§ **EXERCISE REQUIREMENTS**
Using the entries that follow, state how many lines contain "stop", with no other words.

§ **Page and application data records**
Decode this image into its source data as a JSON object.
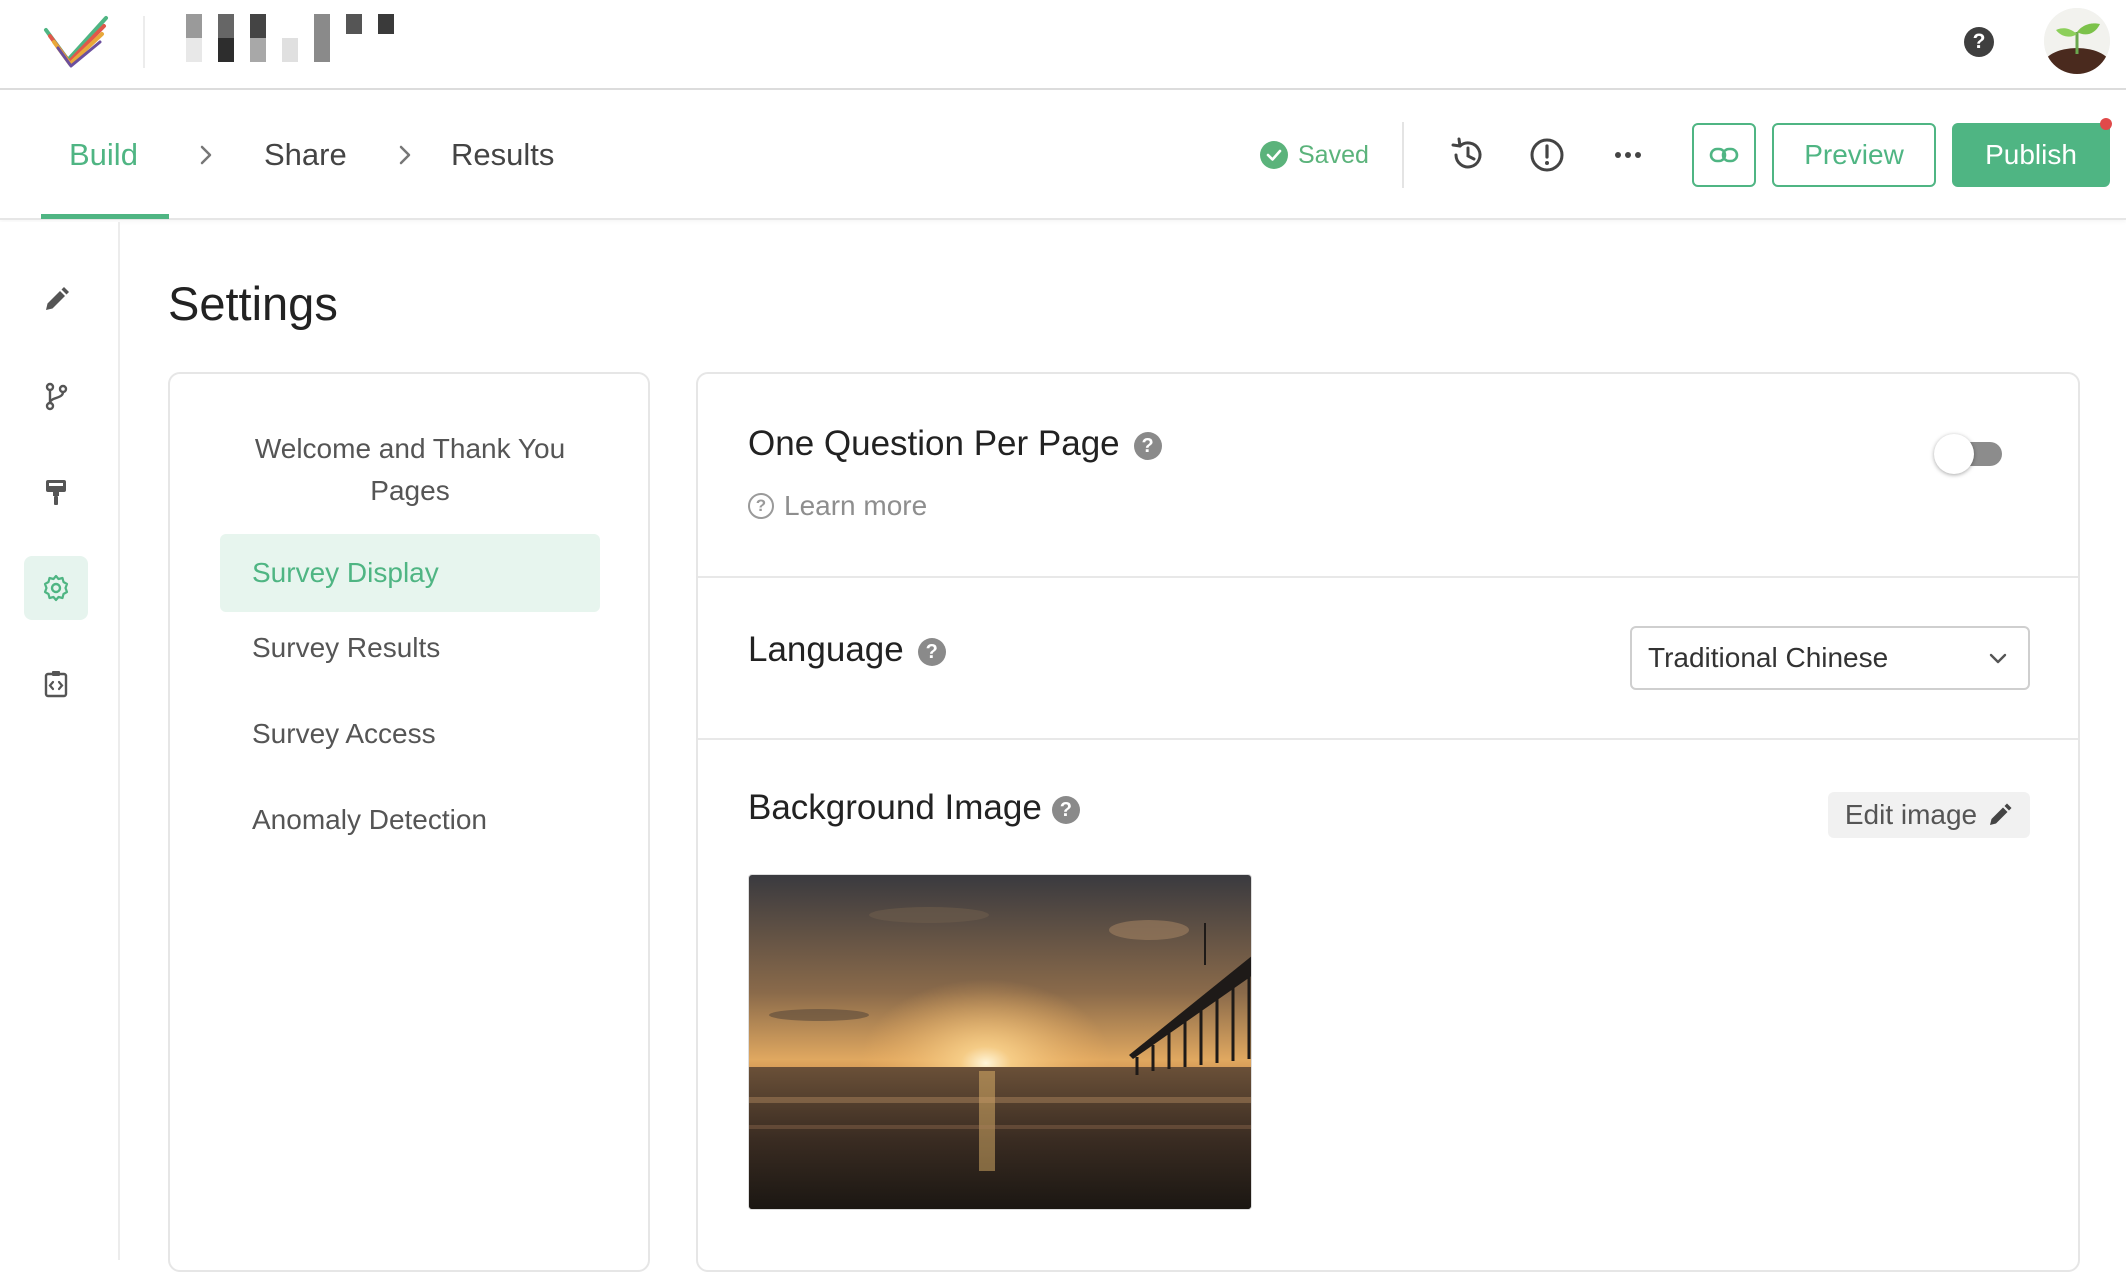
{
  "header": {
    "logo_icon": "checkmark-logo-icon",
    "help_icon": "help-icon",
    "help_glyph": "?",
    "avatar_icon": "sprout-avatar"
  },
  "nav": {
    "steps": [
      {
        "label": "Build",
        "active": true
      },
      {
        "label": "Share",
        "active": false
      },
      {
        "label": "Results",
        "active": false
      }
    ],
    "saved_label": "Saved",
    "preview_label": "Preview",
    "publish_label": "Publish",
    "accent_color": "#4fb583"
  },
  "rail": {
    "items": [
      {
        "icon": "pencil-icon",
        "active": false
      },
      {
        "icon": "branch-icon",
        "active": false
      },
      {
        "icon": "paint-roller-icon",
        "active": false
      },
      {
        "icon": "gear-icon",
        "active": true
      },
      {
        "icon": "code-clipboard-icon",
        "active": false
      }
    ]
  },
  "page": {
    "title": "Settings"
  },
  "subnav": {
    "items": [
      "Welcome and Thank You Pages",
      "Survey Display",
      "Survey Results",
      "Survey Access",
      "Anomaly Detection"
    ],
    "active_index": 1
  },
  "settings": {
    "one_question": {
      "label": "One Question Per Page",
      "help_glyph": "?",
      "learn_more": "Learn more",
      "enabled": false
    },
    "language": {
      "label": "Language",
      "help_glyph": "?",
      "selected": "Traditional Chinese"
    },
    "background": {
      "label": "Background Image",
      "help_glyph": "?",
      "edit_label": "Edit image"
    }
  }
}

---

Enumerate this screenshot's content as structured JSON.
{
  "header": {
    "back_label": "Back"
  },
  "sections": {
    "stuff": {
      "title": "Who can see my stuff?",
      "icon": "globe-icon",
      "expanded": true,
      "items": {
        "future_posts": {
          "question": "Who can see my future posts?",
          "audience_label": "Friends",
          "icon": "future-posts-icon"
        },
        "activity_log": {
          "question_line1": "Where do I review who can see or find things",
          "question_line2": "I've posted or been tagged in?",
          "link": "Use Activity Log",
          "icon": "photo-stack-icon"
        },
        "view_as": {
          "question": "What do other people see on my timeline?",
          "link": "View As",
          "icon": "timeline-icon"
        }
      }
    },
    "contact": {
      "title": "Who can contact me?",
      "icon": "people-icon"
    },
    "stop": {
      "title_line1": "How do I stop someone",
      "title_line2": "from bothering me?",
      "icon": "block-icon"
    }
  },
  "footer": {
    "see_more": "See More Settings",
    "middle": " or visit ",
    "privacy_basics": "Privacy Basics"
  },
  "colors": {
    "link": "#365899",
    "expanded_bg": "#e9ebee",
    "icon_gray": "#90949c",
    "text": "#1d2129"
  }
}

§ **THE ANSWER**
2